Work to complete:
Report the count, and only the count, of lines in the records that include the word "plate".

------------------------------------

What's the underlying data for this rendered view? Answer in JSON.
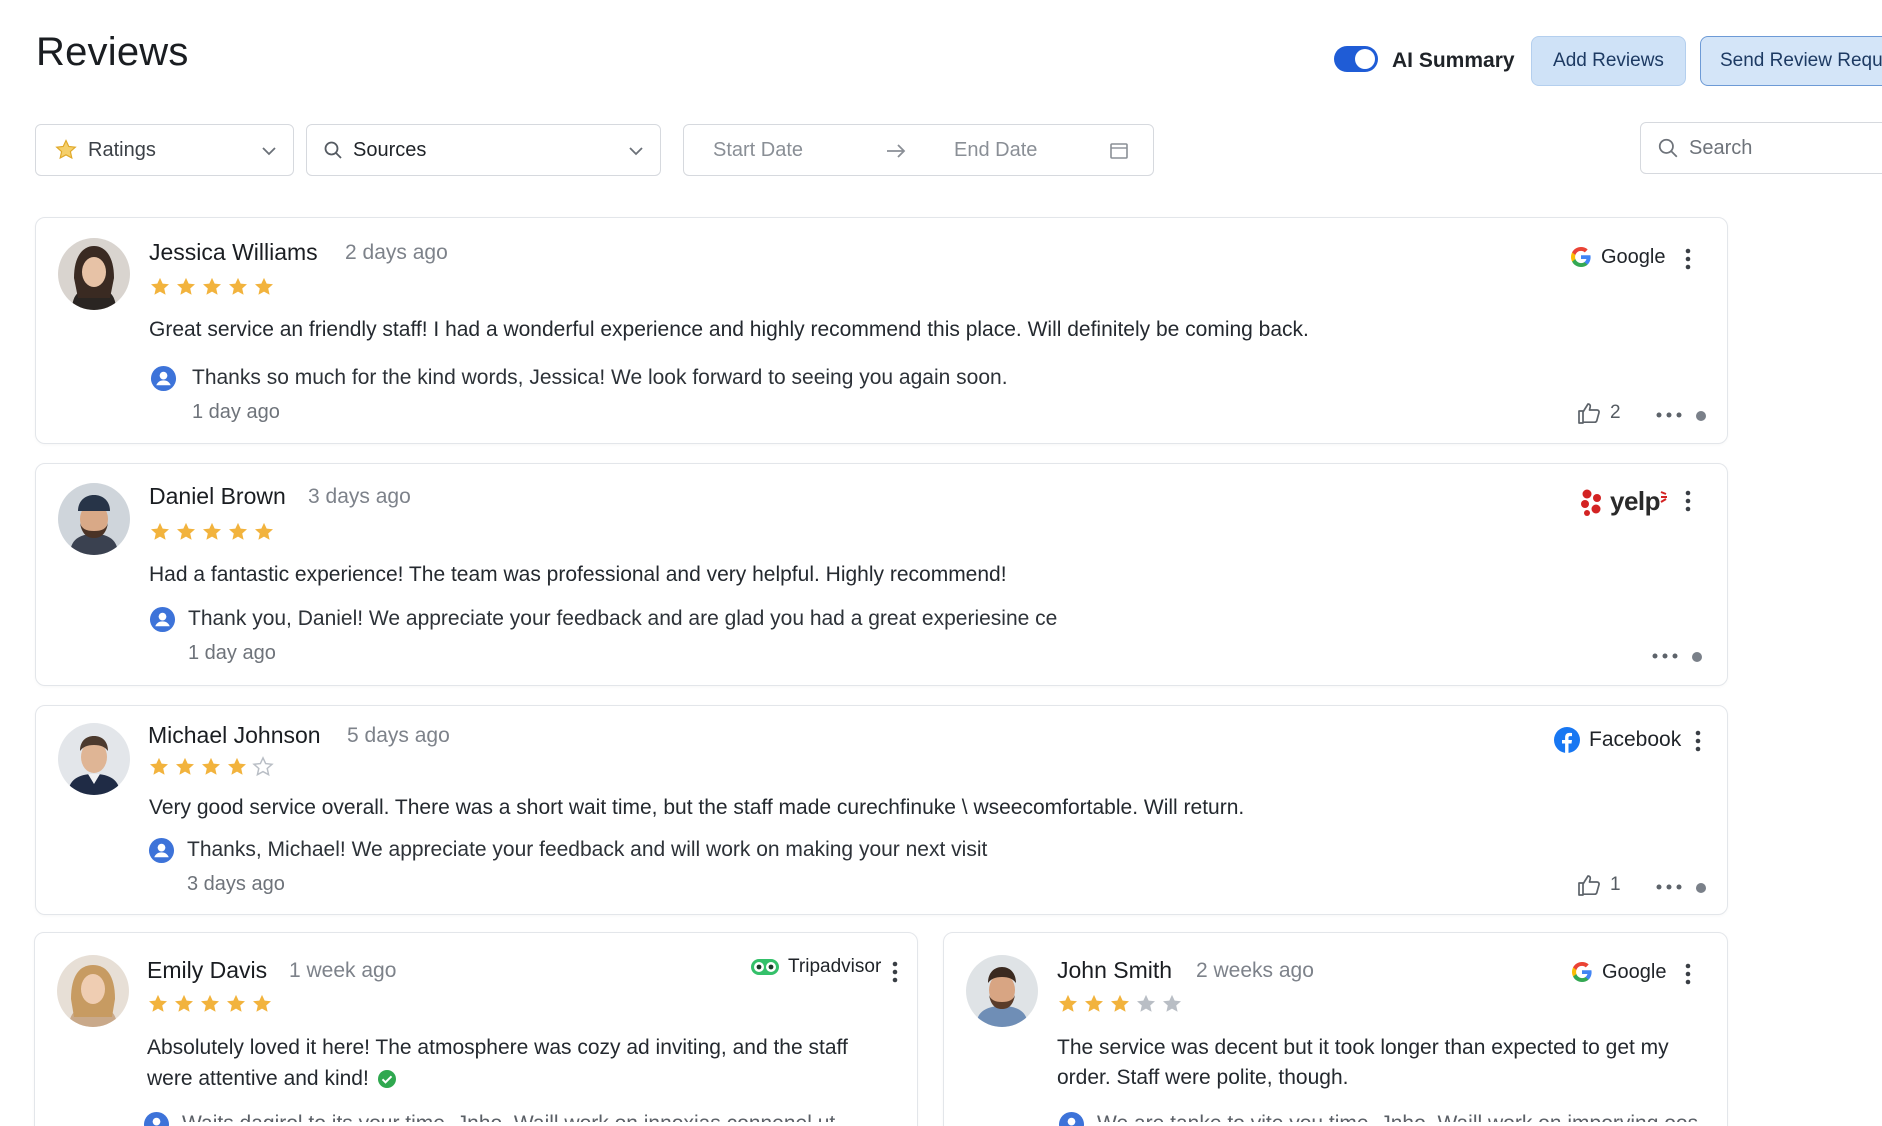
{
  "page": {
    "title": "Reviews"
  },
  "header": {
    "ai_summary_label": "AI Summary",
    "ai_summary_on": true,
    "add_reviews_label": "Add Reviews",
    "send_review_label": "Send Review Requ"
  },
  "filters": {
    "ratings_label": "Ratings",
    "sources_label": "Sources",
    "start_date_placeholder": "Start Date",
    "end_date_placeholder": "End Date",
    "search_placeholder": "Search"
  },
  "colors": {
    "accent": "#1f5cd6",
    "star": "#f2b33d",
    "star_empty": "#b9bec5"
  },
  "reviews": [
    {
      "name": "Jessica Williams",
      "ago": "2 days ago",
      "rating": 5,
      "source": "Google",
      "text": "Great service an friendly staff! I had a wonderful experience and highly recommend this place. Will definitely be coming back.",
      "reply": "Thanks so much for the kind words,  Jessica! We look forward to seeing you again soon.",
      "reply_ago": "1 day ago",
      "likes": "2"
    },
    {
      "name": "Daniel Brown",
      "ago": "3 days ago",
      "rating": 5,
      "source": "yelp",
      "text": "Had a fantastic experience! The team was professional and very helpful. Highly recommend!",
      "reply": "Thank you, Daniel! We appreciate your feedback and are glad you had a great experiesine ce",
      "reply_ago": "1 day ago"
    },
    {
      "name": "Michael Johnson",
      "ago": "5 days ago",
      "rating": 4,
      "source": "Facebook",
      "text": "Very good service overall. There was a short wait time, but the staff made curechfinuke \\ wseecomfortable. Will return.",
      "reply": "Thanks, Michael! We appreciate your feedback and will work on making your next visit",
      "reply_ago": "3 days ago",
      "likes": "1"
    },
    {
      "name": "Emily Davis",
      "ago": "1 week ago",
      "rating": 5,
      "source": "Tripadvisor",
      "text_line1": "Absolutely loved it here! The atmosphere was cozy ad inviting, and the staff",
      "text_line2": "were attentive and kind!",
      "reply_partial": "Waits dagirol to its your time. Jnho. Waill work on innoxias connenel ut"
    },
    {
      "name": "John Smith",
      "ago": "2 weeks ago",
      "rating": 3,
      "source": "Google",
      "text_line1": "The service was decent but it took longer than expected to get my",
      "text_line2": "order. Staff were polite, though.",
      "reply_partial": "We are tanke to vite you time. Jnho. Waill work on imporving oos"
    }
  ]
}
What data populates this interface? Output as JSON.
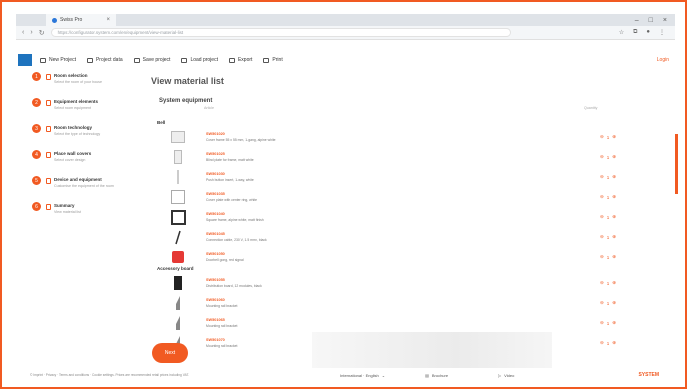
{
  "browser": {
    "tab_title": "Swiss Pro",
    "url": "https://configurator.system.com/en/equipment/view-material-list",
    "window_controls": [
      "–",
      "□",
      "×"
    ]
  },
  "toolbar": {
    "new_project": "New Project",
    "project_data": "Project data",
    "save_project": "Save project",
    "load_project": "Load project",
    "export": "Export",
    "print": "Print",
    "user": "Login"
  },
  "steps": [
    {
      "num": "1",
      "title": "Room selection",
      "sub": "Select the room of your house"
    },
    {
      "num": "2",
      "title": "Equipment elements",
      "sub": "Select room equipment"
    },
    {
      "num": "3",
      "title": "Room technology",
      "sub": "Select the type of technology"
    },
    {
      "num": "4",
      "title": "Place wall covers",
      "sub": "Select cover design"
    },
    {
      "num": "5",
      "title": "Device and equipment",
      "sub": "Customise the equipment of the room"
    },
    {
      "num": "6",
      "title": "Summary",
      "sub": "View material list"
    }
  ],
  "main": {
    "title": "View material list",
    "section": "System equipment",
    "col_article": "Article",
    "col_quantity": "Quantity",
    "group1": "Bell",
    "group2": "Accessory board",
    "items_group1": [
      {
        "code": "SW501020",
        "desc": "Cover frame 55 x 55 mm, 1-gang, alpine white",
        "qty": "1"
      },
      {
        "code": "SW501025",
        "desc": "Blind plate for frame, matt white",
        "qty": "1"
      },
      {
        "code": "SW501030",
        "desc": "Push button insert, 1-way, white",
        "qty": "1"
      },
      {
        "code": "SW501035",
        "desc": "Cover plate with center ring, white",
        "qty": "1"
      },
      {
        "code": "SW501040",
        "desc": "Square frame, alpine white, matt finish",
        "qty": "1"
      },
      {
        "code": "SW501045",
        "desc": "Connection cable, 230 V, 1.5 mm², black",
        "qty": "1"
      },
      {
        "code": "SW501050",
        "desc": "Doorbell gong, red signal",
        "qty": "1"
      }
    ],
    "items_group2": [
      {
        "code": "SW501055",
        "desc": "Distribution board, 12 modules, black",
        "qty": "1"
      },
      {
        "code": "SW501060",
        "desc": "Mounting rail bracket",
        "qty": "1"
      },
      {
        "code": "SW501065",
        "desc": "Mounting rail bracket",
        "qty": "1"
      },
      {
        "code": "SW501070",
        "desc": "Mounting rail bracket",
        "qty": "1"
      }
    ],
    "next_label": "Next"
  },
  "footer": {
    "legal": "© Imprint · Privacy · Terms and conditions · Cookie settings. Prices are recommended retail prices including VAT.",
    "language": "International · English",
    "brochure": "Brochure",
    "video": "Video",
    "brand": "SYSTEM"
  },
  "colors": {
    "accent": "#f15a22",
    "logo": "#1e73be"
  }
}
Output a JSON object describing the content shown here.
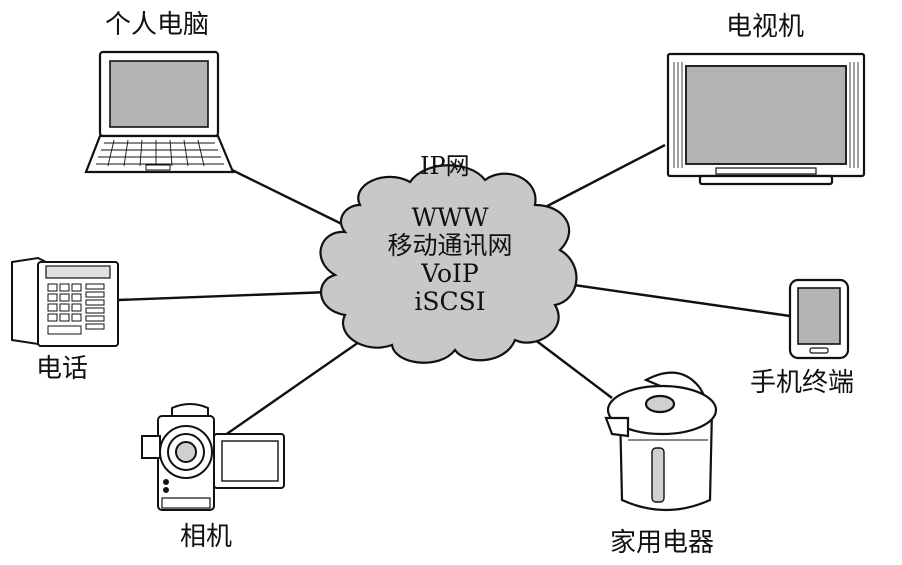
{
  "network": {
    "title": "IP网",
    "services": [
      "WWW",
      "移动通讯网",
      "VoIP",
      "iSCSI"
    ]
  },
  "devices": {
    "laptop": "个人电脑",
    "tv": "电视机",
    "phone": "电话",
    "mobile": "手机终端",
    "camera": "相机",
    "appliance": "家用电器"
  },
  "colors": {
    "cloud_fill": "#c8c8c8",
    "screen_fill": "#b3b3b3",
    "line": "#111111"
  }
}
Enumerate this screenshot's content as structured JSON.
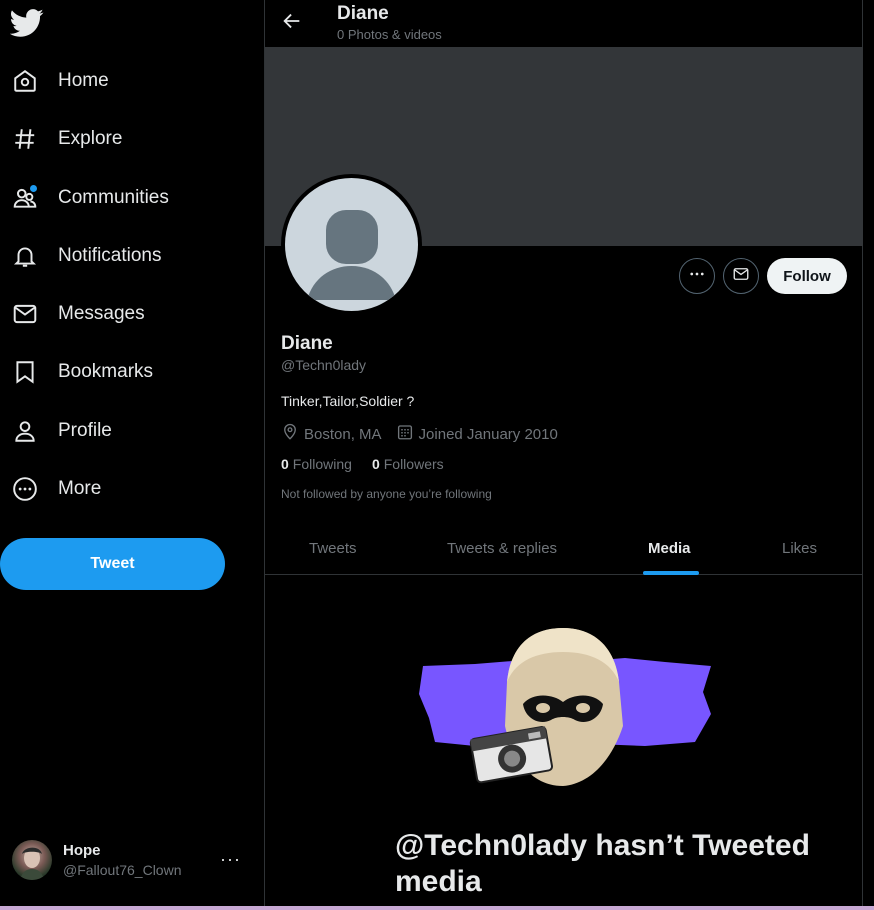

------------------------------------

Exercise answer:
2